(Task requirements): Whenever a line carries the word "JSON", pull it out of the entries.

Records for processing: Begin

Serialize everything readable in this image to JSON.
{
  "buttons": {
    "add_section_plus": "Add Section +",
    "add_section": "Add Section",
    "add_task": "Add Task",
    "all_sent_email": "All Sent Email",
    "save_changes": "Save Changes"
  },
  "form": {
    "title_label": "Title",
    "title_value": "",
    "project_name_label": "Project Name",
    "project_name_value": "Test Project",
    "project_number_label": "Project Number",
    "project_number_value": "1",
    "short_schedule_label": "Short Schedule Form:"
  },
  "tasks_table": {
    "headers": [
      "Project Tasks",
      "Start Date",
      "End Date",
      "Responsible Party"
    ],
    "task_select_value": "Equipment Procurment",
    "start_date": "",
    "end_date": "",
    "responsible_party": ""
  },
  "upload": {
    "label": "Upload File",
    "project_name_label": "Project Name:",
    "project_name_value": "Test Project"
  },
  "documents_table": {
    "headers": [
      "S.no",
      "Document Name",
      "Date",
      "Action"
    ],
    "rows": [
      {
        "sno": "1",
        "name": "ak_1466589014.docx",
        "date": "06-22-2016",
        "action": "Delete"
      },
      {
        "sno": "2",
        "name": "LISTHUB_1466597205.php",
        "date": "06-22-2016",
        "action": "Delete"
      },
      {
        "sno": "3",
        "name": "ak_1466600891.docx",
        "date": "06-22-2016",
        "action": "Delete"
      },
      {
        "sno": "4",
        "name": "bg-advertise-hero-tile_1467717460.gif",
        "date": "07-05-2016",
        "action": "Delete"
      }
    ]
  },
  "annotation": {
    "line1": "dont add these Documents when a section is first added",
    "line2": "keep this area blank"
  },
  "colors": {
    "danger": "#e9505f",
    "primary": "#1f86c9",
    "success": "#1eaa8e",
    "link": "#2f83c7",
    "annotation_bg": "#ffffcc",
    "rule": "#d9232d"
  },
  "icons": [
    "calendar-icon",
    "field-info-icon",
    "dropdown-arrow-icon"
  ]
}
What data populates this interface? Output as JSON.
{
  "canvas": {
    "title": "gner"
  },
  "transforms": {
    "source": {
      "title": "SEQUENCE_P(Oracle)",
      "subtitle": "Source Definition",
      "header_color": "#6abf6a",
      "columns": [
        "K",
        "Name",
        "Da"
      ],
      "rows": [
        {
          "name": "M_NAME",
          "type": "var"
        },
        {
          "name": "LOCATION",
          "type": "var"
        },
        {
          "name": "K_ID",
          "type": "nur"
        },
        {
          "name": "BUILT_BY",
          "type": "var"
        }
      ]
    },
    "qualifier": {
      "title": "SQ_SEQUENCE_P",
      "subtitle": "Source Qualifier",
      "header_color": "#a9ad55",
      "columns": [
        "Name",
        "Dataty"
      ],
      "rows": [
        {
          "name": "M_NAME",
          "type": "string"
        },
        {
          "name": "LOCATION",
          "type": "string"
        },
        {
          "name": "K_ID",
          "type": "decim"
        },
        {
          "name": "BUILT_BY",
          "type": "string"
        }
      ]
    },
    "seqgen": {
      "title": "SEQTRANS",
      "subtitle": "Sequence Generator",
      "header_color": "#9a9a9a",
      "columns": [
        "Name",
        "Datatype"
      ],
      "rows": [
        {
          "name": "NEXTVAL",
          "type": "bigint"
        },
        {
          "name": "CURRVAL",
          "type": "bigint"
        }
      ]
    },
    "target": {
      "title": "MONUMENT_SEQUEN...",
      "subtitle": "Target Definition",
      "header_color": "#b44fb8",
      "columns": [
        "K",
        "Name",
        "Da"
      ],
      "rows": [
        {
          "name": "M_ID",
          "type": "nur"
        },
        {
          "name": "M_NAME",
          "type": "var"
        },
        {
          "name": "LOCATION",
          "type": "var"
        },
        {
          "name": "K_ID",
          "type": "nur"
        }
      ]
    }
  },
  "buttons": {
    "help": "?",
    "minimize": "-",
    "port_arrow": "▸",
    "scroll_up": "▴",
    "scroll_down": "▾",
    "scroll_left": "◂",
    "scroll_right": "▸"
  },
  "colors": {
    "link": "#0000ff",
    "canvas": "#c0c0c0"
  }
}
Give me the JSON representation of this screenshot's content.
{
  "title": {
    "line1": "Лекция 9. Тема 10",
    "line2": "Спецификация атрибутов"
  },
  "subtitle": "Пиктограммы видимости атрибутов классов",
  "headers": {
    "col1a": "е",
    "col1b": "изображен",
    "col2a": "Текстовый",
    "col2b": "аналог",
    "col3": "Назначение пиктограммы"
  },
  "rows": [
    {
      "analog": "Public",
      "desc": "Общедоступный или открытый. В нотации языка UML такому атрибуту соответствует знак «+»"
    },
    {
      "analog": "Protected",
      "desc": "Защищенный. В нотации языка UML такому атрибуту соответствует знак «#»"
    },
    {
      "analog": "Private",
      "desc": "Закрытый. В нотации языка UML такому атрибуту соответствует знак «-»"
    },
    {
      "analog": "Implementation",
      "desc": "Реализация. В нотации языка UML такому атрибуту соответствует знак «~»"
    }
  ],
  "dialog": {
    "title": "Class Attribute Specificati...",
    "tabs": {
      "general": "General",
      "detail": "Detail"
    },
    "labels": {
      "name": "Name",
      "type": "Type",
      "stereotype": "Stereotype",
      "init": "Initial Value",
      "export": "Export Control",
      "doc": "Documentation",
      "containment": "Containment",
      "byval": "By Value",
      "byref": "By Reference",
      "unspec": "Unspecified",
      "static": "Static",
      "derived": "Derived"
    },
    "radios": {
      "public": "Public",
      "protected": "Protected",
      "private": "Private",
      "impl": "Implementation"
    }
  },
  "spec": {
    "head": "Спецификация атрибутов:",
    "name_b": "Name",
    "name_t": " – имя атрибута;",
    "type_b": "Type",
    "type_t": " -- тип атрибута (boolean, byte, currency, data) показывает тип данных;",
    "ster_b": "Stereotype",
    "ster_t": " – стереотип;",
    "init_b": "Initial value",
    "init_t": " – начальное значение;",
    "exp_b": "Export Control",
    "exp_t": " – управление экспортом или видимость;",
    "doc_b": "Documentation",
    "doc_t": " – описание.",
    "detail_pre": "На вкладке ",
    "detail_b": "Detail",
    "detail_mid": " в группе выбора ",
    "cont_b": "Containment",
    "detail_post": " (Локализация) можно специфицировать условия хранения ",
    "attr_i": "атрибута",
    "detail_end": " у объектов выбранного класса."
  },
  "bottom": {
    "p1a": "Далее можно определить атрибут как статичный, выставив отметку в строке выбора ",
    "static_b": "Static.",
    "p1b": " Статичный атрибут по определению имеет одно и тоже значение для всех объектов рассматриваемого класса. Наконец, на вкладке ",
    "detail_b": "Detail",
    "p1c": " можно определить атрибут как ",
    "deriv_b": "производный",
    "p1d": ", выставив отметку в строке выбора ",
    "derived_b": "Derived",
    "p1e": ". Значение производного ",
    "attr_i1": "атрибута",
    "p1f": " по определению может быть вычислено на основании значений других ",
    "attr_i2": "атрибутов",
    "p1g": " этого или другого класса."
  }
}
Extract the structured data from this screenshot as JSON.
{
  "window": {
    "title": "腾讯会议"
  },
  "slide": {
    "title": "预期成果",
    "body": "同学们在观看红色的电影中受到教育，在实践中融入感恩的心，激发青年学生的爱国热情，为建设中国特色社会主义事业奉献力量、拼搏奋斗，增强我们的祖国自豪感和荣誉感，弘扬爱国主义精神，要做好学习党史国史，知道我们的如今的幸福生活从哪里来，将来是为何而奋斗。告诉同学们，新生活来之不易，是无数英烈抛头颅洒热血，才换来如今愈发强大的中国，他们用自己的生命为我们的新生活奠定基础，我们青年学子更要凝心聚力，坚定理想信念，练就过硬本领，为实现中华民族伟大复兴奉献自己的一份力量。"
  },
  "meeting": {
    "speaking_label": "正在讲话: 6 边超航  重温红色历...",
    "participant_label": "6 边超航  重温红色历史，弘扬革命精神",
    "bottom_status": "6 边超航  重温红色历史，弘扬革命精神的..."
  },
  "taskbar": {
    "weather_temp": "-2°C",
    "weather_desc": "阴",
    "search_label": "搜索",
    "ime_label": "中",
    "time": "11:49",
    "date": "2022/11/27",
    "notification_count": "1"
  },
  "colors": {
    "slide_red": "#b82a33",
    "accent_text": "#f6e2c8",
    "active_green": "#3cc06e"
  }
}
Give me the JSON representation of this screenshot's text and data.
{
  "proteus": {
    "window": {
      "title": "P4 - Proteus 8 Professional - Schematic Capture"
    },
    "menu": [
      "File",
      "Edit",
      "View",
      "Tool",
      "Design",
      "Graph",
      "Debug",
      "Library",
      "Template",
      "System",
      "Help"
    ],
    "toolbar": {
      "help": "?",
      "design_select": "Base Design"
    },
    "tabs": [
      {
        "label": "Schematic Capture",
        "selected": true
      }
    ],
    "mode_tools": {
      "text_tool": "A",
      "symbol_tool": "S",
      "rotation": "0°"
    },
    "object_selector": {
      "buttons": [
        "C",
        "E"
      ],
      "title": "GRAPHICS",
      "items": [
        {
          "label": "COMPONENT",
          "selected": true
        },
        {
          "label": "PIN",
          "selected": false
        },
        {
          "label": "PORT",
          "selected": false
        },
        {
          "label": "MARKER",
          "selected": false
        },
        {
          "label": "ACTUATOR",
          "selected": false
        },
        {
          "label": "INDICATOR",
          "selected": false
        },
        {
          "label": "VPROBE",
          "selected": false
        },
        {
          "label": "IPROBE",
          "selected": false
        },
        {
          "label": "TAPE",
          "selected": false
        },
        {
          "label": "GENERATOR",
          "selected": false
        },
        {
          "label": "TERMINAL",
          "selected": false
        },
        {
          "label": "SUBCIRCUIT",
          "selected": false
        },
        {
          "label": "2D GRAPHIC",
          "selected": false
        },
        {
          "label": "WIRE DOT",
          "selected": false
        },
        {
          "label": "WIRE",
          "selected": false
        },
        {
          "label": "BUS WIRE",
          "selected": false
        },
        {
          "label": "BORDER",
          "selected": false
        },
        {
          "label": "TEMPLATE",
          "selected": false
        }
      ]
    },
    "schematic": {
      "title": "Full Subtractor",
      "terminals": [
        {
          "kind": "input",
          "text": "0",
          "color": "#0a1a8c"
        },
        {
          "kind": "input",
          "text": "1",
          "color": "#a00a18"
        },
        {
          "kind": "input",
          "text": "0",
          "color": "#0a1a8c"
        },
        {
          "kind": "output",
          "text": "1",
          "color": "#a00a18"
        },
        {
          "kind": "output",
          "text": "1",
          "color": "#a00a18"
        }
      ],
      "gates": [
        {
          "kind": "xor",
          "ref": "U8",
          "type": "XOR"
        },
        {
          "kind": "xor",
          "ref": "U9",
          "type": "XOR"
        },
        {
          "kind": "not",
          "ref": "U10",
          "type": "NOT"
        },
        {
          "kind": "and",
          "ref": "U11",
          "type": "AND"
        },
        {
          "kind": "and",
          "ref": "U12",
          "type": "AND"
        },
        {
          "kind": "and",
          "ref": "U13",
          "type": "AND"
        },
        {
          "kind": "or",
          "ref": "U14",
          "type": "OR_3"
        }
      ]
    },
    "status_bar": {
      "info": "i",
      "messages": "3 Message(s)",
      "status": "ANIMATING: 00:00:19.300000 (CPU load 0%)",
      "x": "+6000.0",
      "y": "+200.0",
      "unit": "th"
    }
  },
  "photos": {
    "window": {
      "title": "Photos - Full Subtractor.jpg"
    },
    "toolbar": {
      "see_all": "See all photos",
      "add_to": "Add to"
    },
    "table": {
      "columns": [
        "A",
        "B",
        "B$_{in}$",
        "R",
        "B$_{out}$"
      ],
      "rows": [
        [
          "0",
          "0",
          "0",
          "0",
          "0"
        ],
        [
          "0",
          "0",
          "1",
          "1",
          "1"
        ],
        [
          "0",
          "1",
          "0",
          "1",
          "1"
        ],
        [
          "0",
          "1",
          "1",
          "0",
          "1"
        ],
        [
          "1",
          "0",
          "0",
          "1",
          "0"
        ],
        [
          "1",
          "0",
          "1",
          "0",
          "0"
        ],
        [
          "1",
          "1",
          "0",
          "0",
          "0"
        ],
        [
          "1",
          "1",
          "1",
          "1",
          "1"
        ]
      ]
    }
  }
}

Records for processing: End

(Written solution):
Serialize everything readable in this image to JSON.
What data populates this interface? Output as JSON.
Give me the JSON representation of this screenshot's content.
Extract the structured data from this screenshot as JSON.
Give me the JSON representation of this screenshot's text and data.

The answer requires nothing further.